  2. Present in Every Scene. Will the POV character be in every crucial scene? For this POV to work, the POV character must be there. It’s not fair to your readers to report crucial scenes secondhand, UNLESS, the scene itself isn’t as important as the impact of the events on a character. If your POV character is knocked out, asleep, doped up, in another state, visiting relatives, or just plain missing-in-action, s/he can’t narrate the scene effectively. Make sure your plot works with this POV.
  3. Compelling, Sustainable Voice.
    Can you create a compelling voice that sounds like an individual character? Can you sustain that voice over an entire novel? While I loved the beginning of Meg Rosoff’s, How I Live Now How I Live Now her POV was wearing because of long sentences and variable punctuation. It was a compelling voice–at first. But, for me, it didn’t sustain its interest over the length of the novel. (Of course, it won the 2005 Printz award, so others disagree. ) (This novel is also available in a Kindle version, if you’re interested!)

    For your novel, make sure it’s both a compelling voice, and that it sustains that over the course of the novel.

  4. Reliable Narrator. Is the POV character a reliable narrator? Ah, this is one of the interesting variations of a first person POV. We have a narrator who lies, who shades the truth, who exaggerates, who uses this opportunity to re-write history. If you’re thinking in those directions, this is the perfect POV.
  5. Compelling Reasons? Are there compelling reasons for this POV instead of the default third person POV?
    Really. You should be writing in third person POV. Why are you trying first? But if your only reason is that you just thought you’d try it, or the voice is vaguely easier, or it just happened–you might want to rethink.
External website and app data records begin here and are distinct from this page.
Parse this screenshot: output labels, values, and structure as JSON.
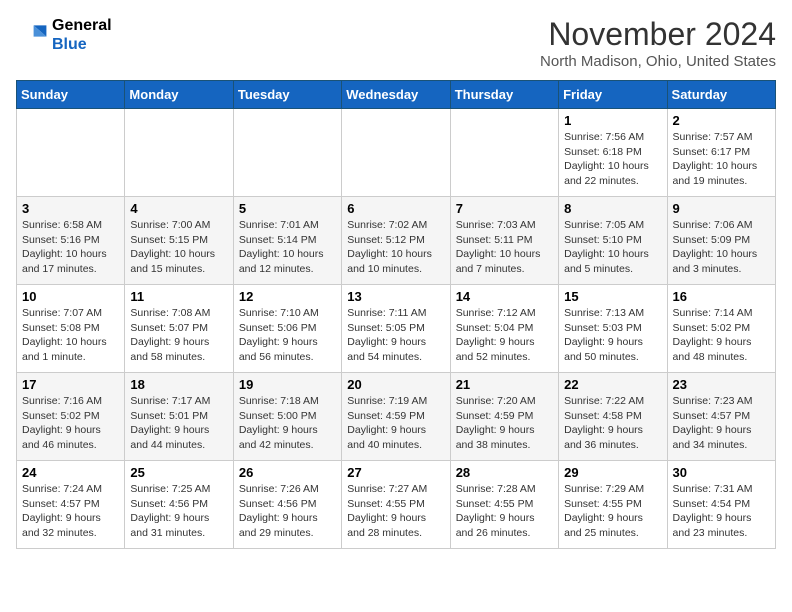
{
  "header": {
    "logo_line1": "General",
    "logo_line2": "Blue",
    "month_title": "November 2024",
    "location": "North Madison, Ohio, United States"
  },
  "weekdays": [
    "Sunday",
    "Monday",
    "Tuesday",
    "Wednesday",
    "Thursday",
    "Friday",
    "Saturday"
  ],
  "weeks": [
    [
      {
        "day": "",
        "info": ""
      },
      {
        "day": "",
        "info": ""
      },
      {
        "day": "",
        "info": ""
      },
      {
        "day": "",
        "info": ""
      },
      {
        "day": "",
        "info": ""
      },
      {
        "day": "1",
        "info": "Sunrise: 7:56 AM\nSunset: 6:18 PM\nDaylight: 10 hours\nand 22 minutes."
      },
      {
        "day": "2",
        "info": "Sunrise: 7:57 AM\nSunset: 6:17 PM\nDaylight: 10 hours\nand 19 minutes."
      }
    ],
    [
      {
        "day": "3",
        "info": "Sunrise: 6:58 AM\nSunset: 5:16 PM\nDaylight: 10 hours\nand 17 minutes."
      },
      {
        "day": "4",
        "info": "Sunrise: 7:00 AM\nSunset: 5:15 PM\nDaylight: 10 hours\nand 15 minutes."
      },
      {
        "day": "5",
        "info": "Sunrise: 7:01 AM\nSunset: 5:14 PM\nDaylight: 10 hours\nand 12 minutes."
      },
      {
        "day": "6",
        "info": "Sunrise: 7:02 AM\nSunset: 5:12 PM\nDaylight: 10 hours\nand 10 minutes."
      },
      {
        "day": "7",
        "info": "Sunrise: 7:03 AM\nSunset: 5:11 PM\nDaylight: 10 hours\nand 7 minutes."
      },
      {
        "day": "8",
        "info": "Sunrise: 7:05 AM\nSunset: 5:10 PM\nDaylight: 10 hours\nand 5 minutes."
      },
      {
        "day": "9",
        "info": "Sunrise: 7:06 AM\nSunset: 5:09 PM\nDaylight: 10 hours\nand 3 minutes."
      }
    ],
    [
      {
        "day": "10",
        "info": "Sunrise: 7:07 AM\nSunset: 5:08 PM\nDaylight: 10 hours\nand 1 minute."
      },
      {
        "day": "11",
        "info": "Sunrise: 7:08 AM\nSunset: 5:07 PM\nDaylight: 9 hours\nand 58 minutes."
      },
      {
        "day": "12",
        "info": "Sunrise: 7:10 AM\nSunset: 5:06 PM\nDaylight: 9 hours\nand 56 minutes."
      },
      {
        "day": "13",
        "info": "Sunrise: 7:11 AM\nSunset: 5:05 PM\nDaylight: 9 hours\nand 54 minutes."
      },
      {
        "day": "14",
        "info": "Sunrise: 7:12 AM\nSunset: 5:04 PM\nDaylight: 9 hours\nand 52 minutes."
      },
      {
        "day": "15",
        "info": "Sunrise: 7:13 AM\nSunset: 5:03 PM\nDaylight: 9 hours\nand 50 minutes."
      },
      {
        "day": "16",
        "info": "Sunrise: 7:14 AM\nSunset: 5:02 PM\nDaylight: 9 hours\nand 48 minutes."
      }
    ],
    [
      {
        "day": "17",
        "info": "Sunrise: 7:16 AM\nSunset: 5:02 PM\nDaylight: 9 hours\nand 46 minutes."
      },
      {
        "day": "18",
        "info": "Sunrise: 7:17 AM\nSunset: 5:01 PM\nDaylight: 9 hours\nand 44 minutes."
      },
      {
        "day": "19",
        "info": "Sunrise: 7:18 AM\nSunset: 5:00 PM\nDaylight: 9 hours\nand 42 minutes."
      },
      {
        "day": "20",
        "info": "Sunrise: 7:19 AM\nSunset: 4:59 PM\nDaylight: 9 hours\nand 40 minutes."
      },
      {
        "day": "21",
        "info": "Sunrise: 7:20 AM\nSunset: 4:59 PM\nDaylight: 9 hours\nand 38 minutes."
      },
      {
        "day": "22",
        "info": "Sunrise: 7:22 AM\nSunset: 4:58 PM\nDaylight: 9 hours\nand 36 minutes."
      },
      {
        "day": "23",
        "info": "Sunrise: 7:23 AM\nSunset: 4:57 PM\nDaylight: 9 hours\nand 34 minutes."
      }
    ],
    [
      {
        "day": "24",
        "info": "Sunrise: 7:24 AM\nSunset: 4:57 PM\nDaylight: 9 hours\nand 32 minutes."
      },
      {
        "day": "25",
        "info": "Sunrise: 7:25 AM\nSunset: 4:56 PM\nDaylight: 9 hours\nand 31 minutes."
      },
      {
        "day": "26",
        "info": "Sunrise: 7:26 AM\nSunset: 4:56 PM\nDaylight: 9 hours\nand 29 minutes."
      },
      {
        "day": "27",
        "info": "Sunrise: 7:27 AM\nSunset: 4:55 PM\nDaylight: 9 hours\nand 28 minutes."
      },
      {
        "day": "28",
        "info": "Sunrise: 7:28 AM\nSunset: 4:55 PM\nDaylight: 9 hours\nand 26 minutes."
      },
      {
        "day": "29",
        "info": "Sunrise: 7:29 AM\nSunset: 4:55 PM\nDaylight: 9 hours\nand 25 minutes."
      },
      {
        "day": "30",
        "info": "Sunrise: 7:31 AM\nSunset: 4:54 PM\nDaylight: 9 hours\nand 23 minutes."
      }
    ]
  ]
}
Some answers that make sense: the reader will feel the actions more immediately; the reader will understand the motivations and emotions of the story in a deeper way; unreliable narrator.

    What are your compelling reasons for using a first person POV?

Read more of 15 Days to a Stronger Character.

3 Comments
  • Nancy Morgan
    May 7, 2010

    Simple question, but one that is bothersome.

    In first person POV, are quotation marks needed when the pov character speaks?

    Thank you.

  • Darcy Pattison
    May 7, 2010

    Yes, you would still use quotation marks for what the character says, but not for what s/he thinks.

    Darcy

  • Abby Gale
    November 3, 2011

    I’ve been contemplating POV for a while now… ever since The Great Gatsby, I have been fascinated with what might be done through the friend of a hero.